Exercise material.
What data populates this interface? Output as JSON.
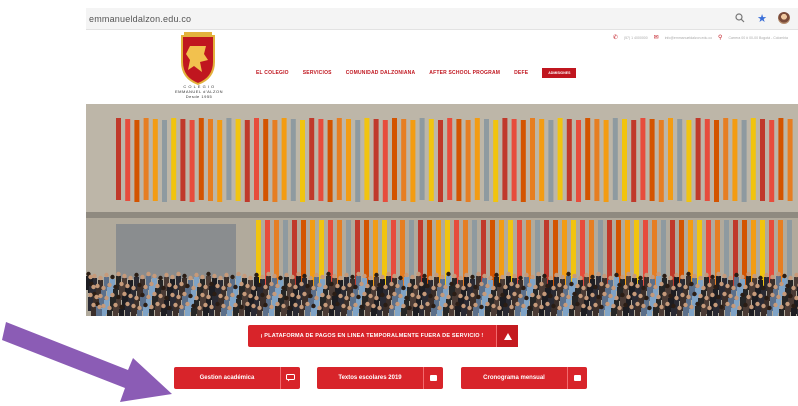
{
  "browser": {
    "url": "emmanueldalzon.edu.co",
    "icons": [
      "zoom-icon",
      "star-icon",
      "profile-avatar"
    ]
  },
  "header": {
    "contacts": [
      {
        "icon": "phone-icon",
        "text": "(57) 1 4000000"
      },
      {
        "icon": "mail-icon",
        "text": "info@emmanueldalzon.edu.co"
      },
      {
        "icon": "location-icon",
        "text": "Carrera 00 # 00-00 Bogotá - Colombia"
      }
    ],
    "logo_lines": [
      "C O L E G I O",
      "EMMANUEL d'ALZON",
      "Desde 1955"
    ],
    "nav": [
      "EL COLEGIO",
      "SERVICIOS",
      "COMUNIDAD DALZONIANA",
      "AFTER SCHOOL PROGRAM",
      "DEFE"
    ],
    "nav_button": "ADMISIONES"
  },
  "alert": {
    "text": "¡ PLATAFORMA DE PAGOS EN LINEA TEMPORALMENTE FUERA DE SERVICIO !"
  },
  "buttons": [
    {
      "label": "Gestion académica",
      "icon": "chat-icon"
    },
    {
      "label": "Textos escolares 2019",
      "icon": "book-icon"
    },
    {
      "label": "Cronograma mensual",
      "icon": "calendar-icon"
    }
  ],
  "colors": {
    "brand_red": "#c0161f",
    "button_red": "#d8242a",
    "annotation_arrow": "#8b5cb5"
  }
}
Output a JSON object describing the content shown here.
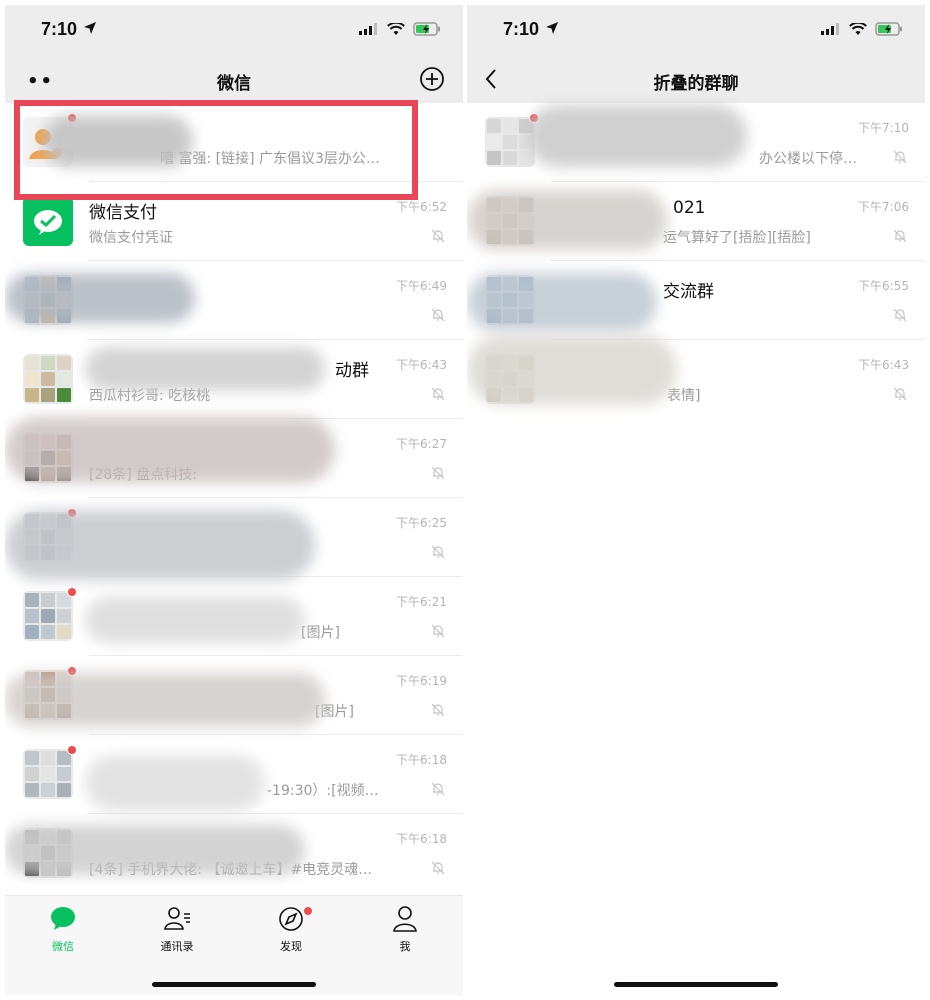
{
  "left_screen": {
    "status_bar": {
      "time": "7:10"
    },
    "nav": {
      "title": "微信",
      "more_icon": "more-dots-icon",
      "add_icon": "plus-circle-icon"
    },
    "chats": [
      {
        "name": "",
        "preview": "嘈 富强: [链接] 广东倡议3层办公…",
        "time": "",
        "muted": false,
        "highlighted": true
      },
      {
        "name": "微信支付",
        "preview": "微信支付凭证",
        "time": "下午6:52",
        "muted": true
      },
      {
        "name": "",
        "preview": "",
        "time": "下午6:49",
        "muted": true
      },
      {
        "name": "动群",
        "preview": "西瓜村衫哥: 吃核桃",
        "time": "下午6:43",
        "muted": true
      },
      {
        "name": "",
        "preview": "[28条] 盘点科技:",
        "time": "下午6:27",
        "muted": true
      },
      {
        "name": "",
        "preview": "",
        "time": "下午6:25",
        "muted": true
      },
      {
        "name": "",
        "preview": "[图片]",
        "time": "下午6:21",
        "muted": true
      },
      {
        "name": "",
        "preview": "[图片]",
        "time": "下午6:19",
        "muted": true
      },
      {
        "name": "",
        "preview": "-19:30）:[视频…",
        "time": "下午6:18",
        "muted": true
      },
      {
        "name": "",
        "preview": "[4条] 手机界大佬: 【诚邀上车】#电竞灵魂…",
        "time": "下午6:18",
        "muted": true
      }
    ],
    "tabs": [
      {
        "label": "微信",
        "icon": "chat-bubble-icon",
        "active": true
      },
      {
        "label": "通讯录",
        "icon": "contacts-icon",
        "active": false
      },
      {
        "label": "发现",
        "icon": "compass-icon",
        "active": false,
        "badge": true
      },
      {
        "label": "我",
        "icon": "profile-icon",
        "active": false
      }
    ]
  },
  "right_screen": {
    "status_bar": {
      "time": "7:10"
    },
    "nav": {
      "title": "折叠的群聊",
      "back_icon": "back-chevron-icon"
    },
    "chats": [
      {
        "name": "",
        "preview": "办公楼以下停…",
        "time": "下午7:10",
        "muted": true
      },
      {
        "name": "021",
        "preview": "运气算好了[捂脸][捂脸]",
        "time": "下午7:06",
        "muted": true
      },
      {
        "name": "交流群",
        "preview": "",
        "time": "下午6:55",
        "muted": true
      },
      {
        "name": "",
        "preview": "表情]",
        "time": "下午6:43",
        "muted": true
      }
    ]
  },
  "colors": {
    "accent_green": "#07c160",
    "highlight_red": "#e94658",
    "badge_red": "#f04a4a",
    "nav_bg": "#ededed"
  }
}
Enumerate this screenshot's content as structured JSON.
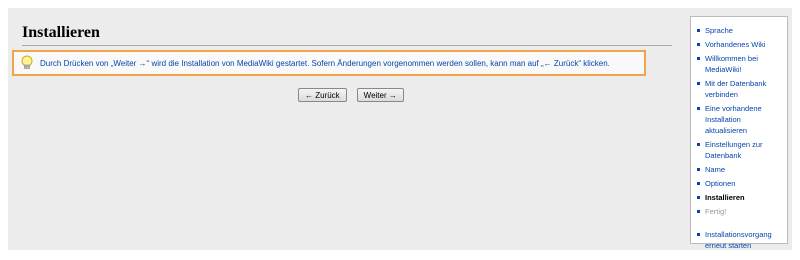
{
  "page": {
    "title": "Installieren"
  },
  "notice": {
    "text": "Durch Drücken von „Weiter →“ wird die Installation von MediaWiki gestartet. Sofern Änderungen vorgenommen werden sollen, kann man auf „← Zurück“ klicken.",
    "icon": "lightbulb-icon"
  },
  "buttons": {
    "back": "← Zurück",
    "next": "Weiter →"
  },
  "sidebar": {
    "steps": [
      {
        "label": "Sprache",
        "state": "done"
      },
      {
        "label": "Vorhandenes Wiki",
        "state": "done"
      },
      {
        "label": "Willkommen bei MediaWiki!",
        "state": "done"
      },
      {
        "label": "Mit der Datenbank verbinden",
        "state": "done"
      },
      {
        "label": "Eine vorhandene Installation aktualisieren",
        "state": "done"
      },
      {
        "label": "Einstellungen zur Datenbank",
        "state": "done"
      },
      {
        "label": "Name",
        "state": "done"
      },
      {
        "label": "Optionen",
        "state": "done"
      },
      {
        "label": "Installieren",
        "state": "current"
      },
      {
        "label": "Fertig!",
        "state": "future"
      }
    ],
    "restart": "Installationsvorgang erneut starten"
  },
  "colors": {
    "link": "#0645ad",
    "notice_border": "#f0a54a",
    "background": "#ececec"
  }
}
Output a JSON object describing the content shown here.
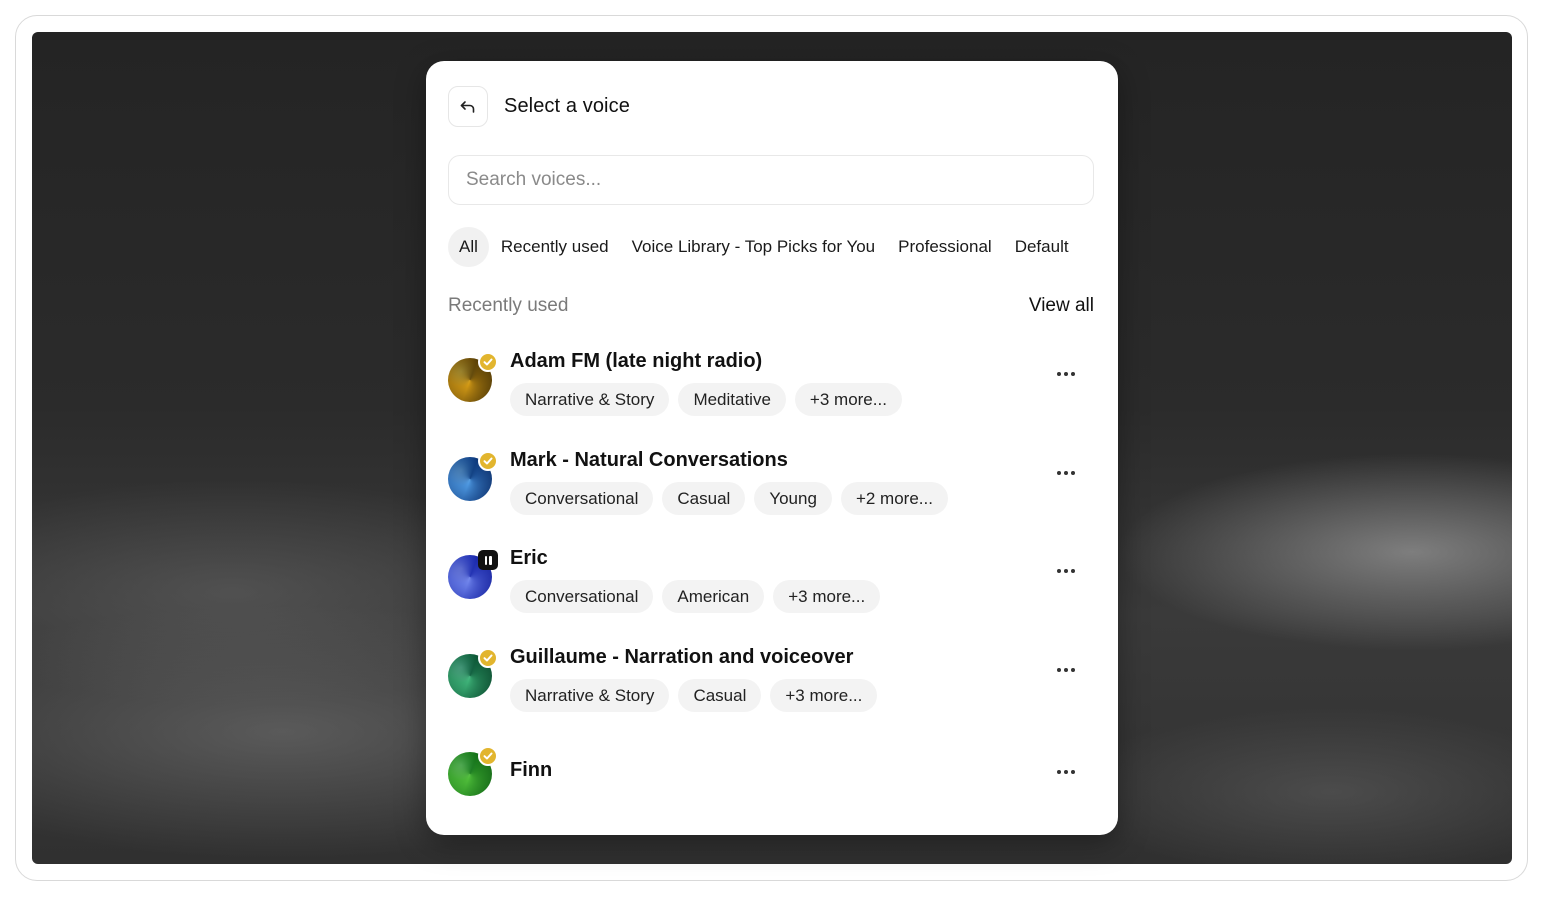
{
  "modal": {
    "title": "Select a voice",
    "search_placeholder": "Search voices...",
    "tabs": [
      "All",
      "Recently used",
      "Voice Library - Top Picks for You",
      "Professional",
      "Default"
    ],
    "active_tab": "All",
    "section_label": "Recently used",
    "view_all_label": "View all"
  },
  "voices": [
    {
      "name": "Adam FM (late night radio)",
      "tags": [
        "Narrative & Story",
        "Meditative",
        "+3 more..."
      ],
      "badge": "verified-icon",
      "avatar_colors": [
        "#e8c64a",
        "#6b5a1c"
      ]
    },
    {
      "name": "Mark - Natural Conversations",
      "tags": [
        "Conversational",
        "Casual",
        "Young",
        "+2 more..."
      ],
      "badge": "verified-icon",
      "avatar_colors": [
        "#8ec6f0",
        "#1c4f8a"
      ]
    },
    {
      "name": "Eric",
      "tags": [
        "Conversational",
        "American",
        "+3 more..."
      ],
      "badge": "pause-icon",
      "avatar_colors": [
        "#a9b8f5",
        "#2e3fb8"
      ]
    },
    {
      "name": "Guillaume - Narration and voiceover",
      "tags": [
        "Narrative & Story",
        "Casual",
        "+3 more..."
      ],
      "badge": "verified-icon",
      "avatar_colors": [
        "#7fd6b0",
        "#1f6e55"
      ]
    },
    {
      "name": "Finn",
      "tags": [],
      "badge": "verified-icon",
      "avatar_colors": [
        "#8fdc7a",
        "#2b8a3a"
      ]
    }
  ]
}
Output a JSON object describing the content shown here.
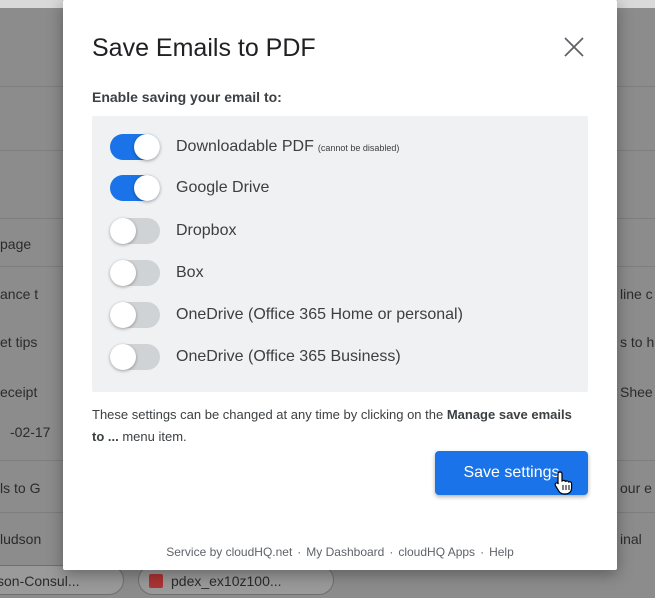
{
  "dialog": {
    "title": "Save Emails to PDF",
    "subtitle": "Enable saving your email to:",
    "options": [
      {
        "label": "Downloadable PDF",
        "note": "(cannot be disabled)",
        "enabled": true
      },
      {
        "label": "Google Drive",
        "note": "",
        "enabled": true
      },
      {
        "label": "Dropbox",
        "note": "",
        "enabled": false
      },
      {
        "label": "Box",
        "note": "",
        "enabled": false
      },
      {
        "label": "OneDrive (Office 365 Home or personal)",
        "note": "",
        "enabled": false
      },
      {
        "label": "OneDrive (Office 365 Business)",
        "note": "",
        "enabled": false
      }
    ],
    "info_text_1": "These settings can be changed at any time by clicking on the ",
    "info_bold": "Manage save emails to ...",
    "info_text_2": " menu item.",
    "save_label": "Save settings",
    "footer": {
      "service": "Service by cloudHQ.net",
      "dashboard": "My Dashboard",
      "apps": "cloudHQ Apps",
      "help": "Help",
      "separator": "·"
    }
  },
  "background": {
    "left_texts": [
      "page",
      "ance t",
      "et tips",
      "eceipt",
      "-02-17",
      "ls to G",
      "ludson"
    ],
    "right_texts": [
      "line c",
      "s to h",
      "Shee",
      "our e",
      "inal"
    ],
    "chips": [
      "son-Consul...",
      "pdex_ex10z100..."
    ]
  },
  "colors": {
    "accent": "#1a73e8",
    "toggle_off": "#d0d3d6",
    "options_bg": "#eff1f3"
  }
}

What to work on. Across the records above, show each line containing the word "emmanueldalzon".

Reply.
    "url": "emmanueldalzon.edu.co",
        "text": "info@emmanueldalzon.edu.co"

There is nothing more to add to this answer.